● ACTION ITEM: Read the data and repeat it in full, exactly.

*** Opening of RECORDS SHOWN ***

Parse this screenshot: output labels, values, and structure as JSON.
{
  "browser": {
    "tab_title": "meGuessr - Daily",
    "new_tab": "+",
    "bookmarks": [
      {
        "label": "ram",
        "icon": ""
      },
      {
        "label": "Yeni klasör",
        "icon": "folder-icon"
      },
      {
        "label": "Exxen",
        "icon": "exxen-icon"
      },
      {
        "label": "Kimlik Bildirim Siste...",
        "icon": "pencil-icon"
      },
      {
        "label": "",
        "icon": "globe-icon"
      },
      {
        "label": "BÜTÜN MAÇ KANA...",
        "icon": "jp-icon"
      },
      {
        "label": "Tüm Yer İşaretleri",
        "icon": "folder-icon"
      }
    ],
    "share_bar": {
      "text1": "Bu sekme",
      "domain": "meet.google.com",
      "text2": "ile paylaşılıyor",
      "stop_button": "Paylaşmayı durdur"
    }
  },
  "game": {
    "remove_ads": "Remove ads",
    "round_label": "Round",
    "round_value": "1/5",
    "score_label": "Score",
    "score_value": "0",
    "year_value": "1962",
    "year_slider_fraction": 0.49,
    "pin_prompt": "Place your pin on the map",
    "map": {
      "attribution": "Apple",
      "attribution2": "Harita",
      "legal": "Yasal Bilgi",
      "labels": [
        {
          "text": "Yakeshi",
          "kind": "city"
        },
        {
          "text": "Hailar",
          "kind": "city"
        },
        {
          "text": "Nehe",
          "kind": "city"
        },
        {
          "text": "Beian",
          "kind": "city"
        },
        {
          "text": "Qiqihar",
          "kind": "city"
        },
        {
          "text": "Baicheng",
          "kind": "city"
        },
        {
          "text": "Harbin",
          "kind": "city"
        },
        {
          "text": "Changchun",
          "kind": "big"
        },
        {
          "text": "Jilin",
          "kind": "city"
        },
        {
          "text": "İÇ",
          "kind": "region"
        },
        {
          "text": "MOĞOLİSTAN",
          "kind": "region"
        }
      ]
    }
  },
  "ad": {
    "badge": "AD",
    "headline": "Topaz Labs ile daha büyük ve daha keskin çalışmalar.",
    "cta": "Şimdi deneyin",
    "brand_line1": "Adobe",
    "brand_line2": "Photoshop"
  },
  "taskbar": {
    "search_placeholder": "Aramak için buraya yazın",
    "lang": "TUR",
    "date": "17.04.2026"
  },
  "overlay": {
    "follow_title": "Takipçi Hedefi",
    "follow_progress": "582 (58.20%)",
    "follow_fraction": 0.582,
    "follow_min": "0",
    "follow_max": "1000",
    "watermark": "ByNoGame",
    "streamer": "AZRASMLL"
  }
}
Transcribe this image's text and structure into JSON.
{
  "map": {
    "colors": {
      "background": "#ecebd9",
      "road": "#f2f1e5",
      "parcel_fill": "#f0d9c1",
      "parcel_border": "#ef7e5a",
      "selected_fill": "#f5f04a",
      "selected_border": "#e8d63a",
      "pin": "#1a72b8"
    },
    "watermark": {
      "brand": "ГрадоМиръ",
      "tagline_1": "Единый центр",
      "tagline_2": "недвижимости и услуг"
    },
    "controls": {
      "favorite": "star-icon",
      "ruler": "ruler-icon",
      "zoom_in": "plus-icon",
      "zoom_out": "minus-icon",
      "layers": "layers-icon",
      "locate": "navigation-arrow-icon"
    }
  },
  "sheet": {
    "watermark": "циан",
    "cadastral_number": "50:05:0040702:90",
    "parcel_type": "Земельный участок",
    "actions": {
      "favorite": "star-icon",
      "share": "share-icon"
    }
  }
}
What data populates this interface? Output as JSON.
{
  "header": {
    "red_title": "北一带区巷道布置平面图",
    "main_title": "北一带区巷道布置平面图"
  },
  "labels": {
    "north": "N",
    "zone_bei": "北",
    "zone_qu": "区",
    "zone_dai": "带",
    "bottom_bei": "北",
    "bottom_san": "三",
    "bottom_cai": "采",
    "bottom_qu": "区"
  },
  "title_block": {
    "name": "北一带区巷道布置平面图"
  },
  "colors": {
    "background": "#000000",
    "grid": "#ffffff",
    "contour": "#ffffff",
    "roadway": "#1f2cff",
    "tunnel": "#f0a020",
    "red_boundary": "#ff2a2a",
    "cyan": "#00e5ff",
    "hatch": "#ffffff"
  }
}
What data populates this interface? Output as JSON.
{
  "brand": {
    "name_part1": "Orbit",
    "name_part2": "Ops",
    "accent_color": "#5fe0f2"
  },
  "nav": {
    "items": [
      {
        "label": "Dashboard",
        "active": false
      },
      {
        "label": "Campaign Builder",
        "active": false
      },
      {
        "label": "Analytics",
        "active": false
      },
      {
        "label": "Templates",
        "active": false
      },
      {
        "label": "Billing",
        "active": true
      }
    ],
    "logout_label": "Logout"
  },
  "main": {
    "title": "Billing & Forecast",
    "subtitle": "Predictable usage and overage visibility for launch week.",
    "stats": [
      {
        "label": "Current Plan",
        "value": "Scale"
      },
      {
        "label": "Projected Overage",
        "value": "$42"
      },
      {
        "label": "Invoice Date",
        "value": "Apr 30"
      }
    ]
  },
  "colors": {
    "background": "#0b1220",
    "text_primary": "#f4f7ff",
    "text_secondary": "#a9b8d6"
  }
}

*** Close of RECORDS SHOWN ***

● EXERCISE OUTPUT:
Parse this screenshot: output labels, values, and structure as JSON.
{
  "browser": {
    "tab_title": "meGuessr - Daily",
    "new_tab": "+",
    "bookmarks": [
      {
        "label": "ram",
        "icon": ""
      },
      {
        "label": "Yeni klasör",
        "icon": "folder-icon"
      },
      {
        "label": "Exxen",
        "icon": "exxen-icon"
      },
      {
        "label": "Kimlik Bildirim Siste...",
        "icon": "pencil-icon"
      },
      {
        "label": "",
        "icon": "globe-icon"
      },
      {
        "label": "BÜTÜN MAÇ KANA...",
        "icon": "jp-icon"
      },
      {
        "label": "Tüm Yer İşaretleri",
        "icon": "folder-icon"
      }
    ],
    "share_bar": {
      "text1": "Bu sekme",
      "domain": "meet.google.com",
      "text2": "ile paylaşılıyor",
      "stop_button": "Paylaşmayı durdur"
    }
  },
  "game": {
    "remove_ads": "Remove ads",
    "round_label": "Round",
    "round_value": "1/5",
    "score_label": "Score",
    "score_value": "0",
    "year_value": "1962",
    "year_slider_fraction": 0.49,
    "pin_prompt": "Place your pin on the map",
    "map": {
      "attribution": "Apple",
      "attribution2": "Harita",
      "legal": "Yasal Bilgi",
      "labels": [
        {
          "text": "Yakeshi",
          "kind": "city"
        },
        {
          "text": "Hailar",
          "kind": "city"
        },
        {
          "text": "Nehe",
          "kind": "city"
        },
        {
          "text": "Beian",
          "kind": "city"
        },
        {
          "text": "Qiqihar",
          "kind": "city"
        },
        {
          "text": "Baicheng",
          "kind": "city"
        },
        {
          "text": "Harbin",
          "kind": "city"
        },
        {
          "text": "Changchun",
          "kind": "big"
        },
        {
          "text": "Jilin",
          "kind": "city"
        },
        {
          "text": "İÇ",
          "kind": "region"
        },
        {
          "text": "MOĞOLİSTAN",
          "kind": "region"
        }
      ]
    }
  },
  "ad": {
    "badge": "AD",
    "headline": "Topaz Labs ile daha büyük ve daha keskin çalışmalar.",
    "cta": "Şimdi deneyin",
    "brand_line1": "Adobe",
    "brand_line2": "Photoshop"
  },
  "taskbar": {
    "search_placeholder": "Aramak için buraya yazın",
    "lang": "TUR",
    "date": "17.04.2026"
  },
  "overlay": {
    "follow_title": "Takipçi Hedefi",
    "follow_progress": "582 (58.20%)",
    "follow_fraction": 0.582,
    "follow_min": "0",
    "follow_max": "1000",
    "watermark": "ByNoGame",
    "streamer": "AZRASMLL"
  }
}
Transcribe this image's text and structure into JSON.
{
  "map": {
    "colors": {
      "background": "#ecebd9",
      "road": "#f2f1e5",
      "parcel_fill": "#f0d9c1",
      "parcel_border": "#ef7e5a",
      "selected_fill": "#f5f04a",
      "selected_border": "#e8d63a",
      "pin": "#1a72b8"
    },
    "watermark": {
      "brand": "ГрадоМиръ",
      "tagline_1": "Единый центр",
      "tagline_2": "недвижимости и услуг"
    },
    "controls": {
      "favorite": "star-icon",
      "ruler": "ruler-icon",
      "zoom_in": "plus-icon",
      "zoom_out": "minus-icon",
      "layers": "layers-icon",
      "locate": "navigation-arrow-icon"
    }
  },
  "sheet": {
    "watermark": "циан",
    "cadastral_number": "50:05:0040702:90",
    "parcel_type": "Земельный участок",
    "actions": {
      "favorite": "star-icon",
      "share": "share-icon"
    }
  }
}
What data populates this interface? Output as JSON.
{
  "header": {
    "red_title": "北一带区巷道布置平面图",
    "main_title": "北一带区巷道布置平面图"
  },
  "labels": {
    "north": "N",
    "zone_bei": "北",
    "zone_qu": "区",
    "zone_dai": "带",
    "bottom_bei": "北",
    "bottom_san": "三",
    "bottom_cai": "采",
    "bottom_qu": "区"
  },
  "title_block": {
    "name": "北一带区巷道布置平面图"
  },
  "colors": {
    "background": "#000000",
    "grid": "#ffffff",
    "contour": "#ffffff",
    "roadway": "#1f2cff",
    "tunnel": "#f0a020",
    "red_boundary": "#ff2a2a",
    "cyan": "#00e5ff",
    "hatch": "#ffffff"
  }
}
What data populates this interface? Output as JSON.
{
  "brand": {
    "name_part1": "Orbit",
    "name_part2": "Ops",
    "accent_color": "#5fe0f2"
  },
  "nav": {
    "items": [
      {
        "label": "Dashboard",
        "active": false
      },
      {
        "label": "Campaign Builder",
        "active": false
      },
      {
        "label": "Analytics",
        "active": false
      },
      {
        "label": "Templates",
        "active": false
      },
      {
        "label": "Billing",
        "active": true
      }
    ],
    "logout_label": "Logout"
  },
  "main": {
    "title": "Billing & Forecast",
    "subtitle": "Predictable usage and overage visibility for launch week.",
    "stats": [
      {
        "label": "Current Plan",
        "value": "Scale"
      },
      {
        "label": "Projected Overage",
        "value": "$42"
      },
      {
        "label": "Invoice Date",
        "value": "Apr 30"
      }
    ]
  },
  "colors": {
    "background": "#0b1220",
    "text_primary": "#f4f7ff",
    "text_secondary": "#a9b8d6"
  }
}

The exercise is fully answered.